The Formation of Planets from the Direct Accretion of Pebbles

In recent years, a radical new scenario has recently been suggested for the formation of planets. This scenario, known as pebble accretion, envisions: 1) Planetesimals form directly from millimeter- to meter-sized objects (the pebbles) that are concentrated by hydrodynamic forces and then gravitationally collapse to form 100 - 1000 km objects. 2) These planetesimals quickly sweep up the remaining pebbles because their capture cross sections are significantly enhanced by aerodynamic drag. Calculations show that in the outer Solar System, a single 1000 km object embedded in a swarm of pebbles can grow to ~10 Earth-masses in less than 10,000 years, thereby solving the long-standing timescale issue for the formation of the cores of Jupiter and Saturn. I will present full-scale simulations of a modified version of this process that result in planetary systems that reproduces the gross structure of the Solar System. This includes explaining why Mars is as small as observed, which has been a long-standing mystery.

 

Technical talk: The Lucy Mission to the Trojan Asteroids
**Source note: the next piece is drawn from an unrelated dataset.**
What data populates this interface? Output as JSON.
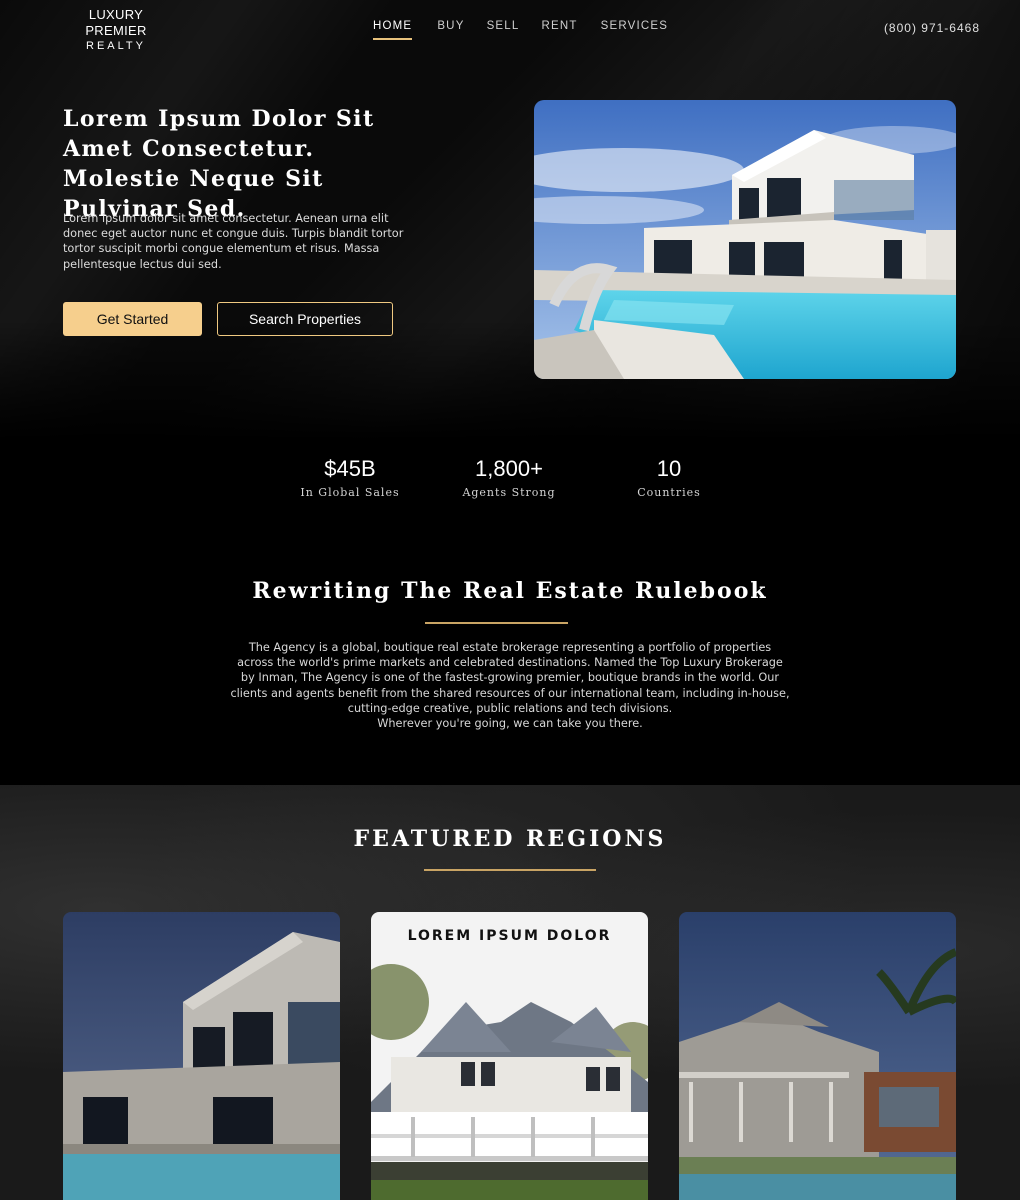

Jupiter's swarms of Trojan asteroids may be remnants of the primordial material that formed the outer planets, and serve as time capsules from the birth of our Solar System more than 4 billion years ago. As such, these primitive bodies hold vital clues to deciphering the history of the solar system, and perhaps even the origins of life and organic material on Earth.  Lucy will be the first space mission to study the Trojans. The mission takes its name from the fossilized human ancestor (called “Lucy" by her discoverers) whose skeleton provided unique insight into humanity's evolution. Likewise, the Lucy mission will revolutionize our knowledge of planetary origins and the formation of the solar system Lucy will launch in October 2021 and will complete a 12-year journey to seven different asteroids — a Main Belt asteroid and six Trojans, the last two members of a “two-for-the-price-of-one” binary system. Lucy’s complex path will take it to both clusters of Trojans and give us our first close-up view of all three major types of bodies in the swarms (so-called C-, P- and D-types). No other space mission in history has been launched to as many different destinations in independent orbits around our sun. Lucy will show us, for the first time, the diversity of the primordial bodies that built the planets